President Barack Obama surpassed the 1,000 mark for commutations granted during his presidency on Tuesday after shortening sentences for 79 people.
Obama has been granting commutations at rapid-fire pace in his final months in office. All told, he's commuted more sentences than the past 11 presidents combined, the White House said.
Most of those who have received clemency are nonviolent drug offenders, though many were also convicted of firearms violations related to drug crimes. A significant portion had been serving life sentences.
"It makes no sense for a nonviolent drug offender to be serving decades, or sometimes life, in prison," Obama wrote in a Facebook post. "That's not serving taxpayers, and it's not serving the public safety."
Yet Obama's call for clemency has run into opposition from some corners, including from President-elect Donald Trump. Though Obama is expected to grant more commutations in his final weeks, officials acknowledged a large number of applications will be pending when Obama leaves office.
That means it will be up to Trump's administration to decide whether to grant or reject them, said Deputy Attorney General Sally Yates.
Trump, during the campaign, warned Americans that their safety could be at risk because of Obama's move to set prisoners free ahead of schedule. That critique fits into Trump's broader call for restoring "law and order" in the U.S. and cracking down on crime.
"Some of these people are bad dudes," Trump said in October after another batch of Obama commutations. He said those individuals were out "walking the streets," and added, "Sleep tight, folks."
Shauna Barry-Scott of Ohio said her experience of having her sentence shortened in 2015 was surreal. She described her initial reaction as "shock, overwhelming joy, fear of the unknown."
"I had to pinch myself," said Norman Brown, whose life sentence for cocaine distribution Obama commuted last year. He said after lawyers informed him of the decision, he sat speechless for three minutes as he absorbed what it would mean to have a second chance.
Obama's bid to lessen the burden on nonviolent offenders reflects his long-stated view that decades of onerous sentencing requirements put tens of thousands behind bars for far too long.
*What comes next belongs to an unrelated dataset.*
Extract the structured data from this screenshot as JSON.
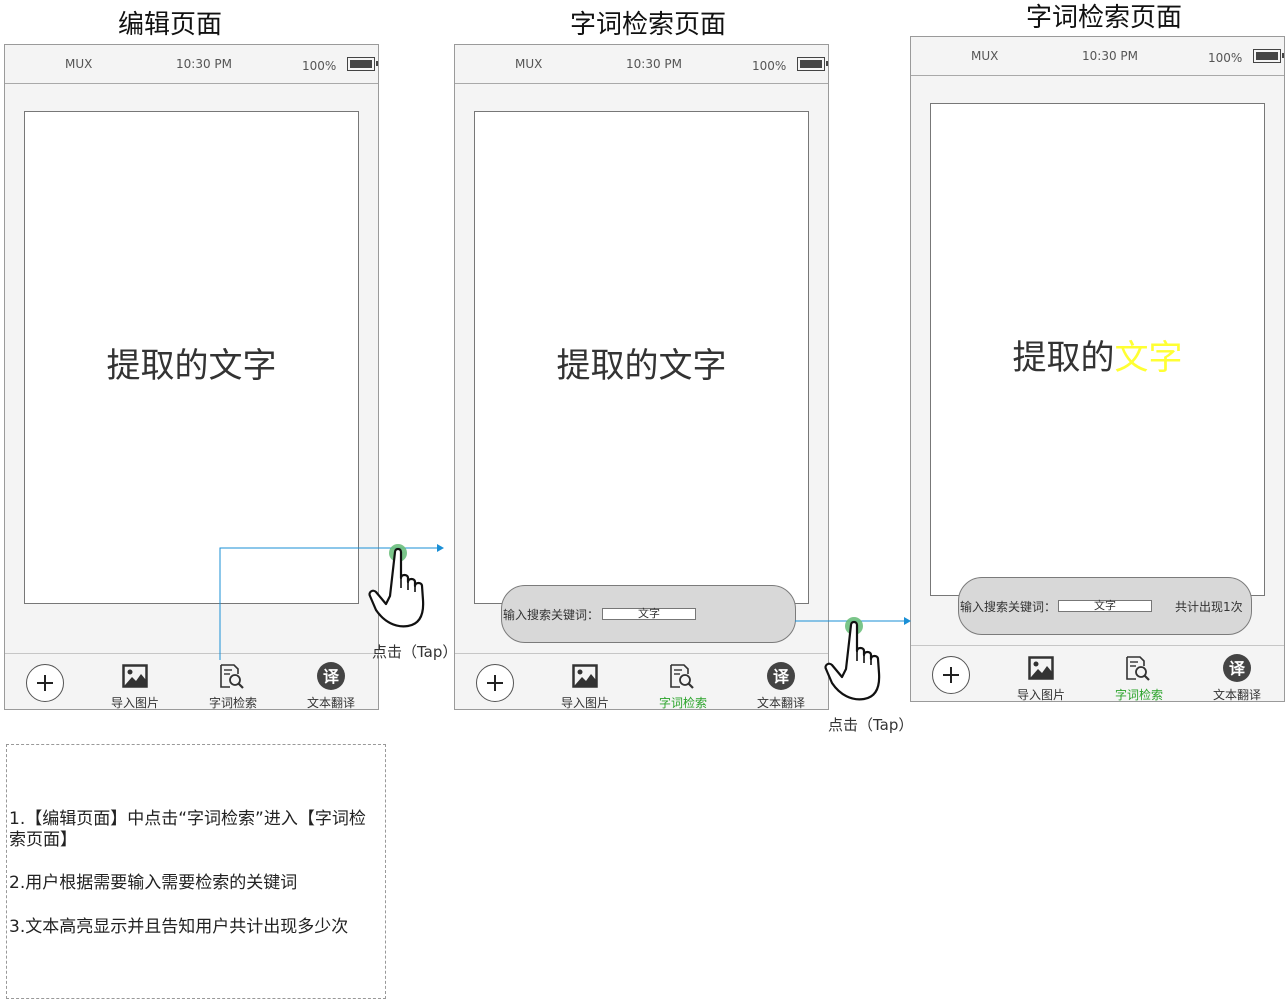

He has used the aggressive pace of his commutations to increase pressure on Congress to pass a broader fix while using his executive powers to address individual cases where possible.
Though both parties in Congress have called for a criminal justice overhaul, momentum has petered out, creating dim prospects for a legislative breakthrough in the near future.
Obama has been calling for years for phasing out strict sentences for drug offenses, arguing they lead to excessive punishment and incarceration rates unseen in other developed countries. With his support, the Justice Department in recent years directed prosecutors to rein in the use of harsh mandatory minimums.
The Obama administration has also expanded criteria for inmates applying for clemency, prioritizing nonviolent offenders who have behaved well in prison, aren't closely tied to gangs and would have received shorter sentences if they had been convicted a few years later.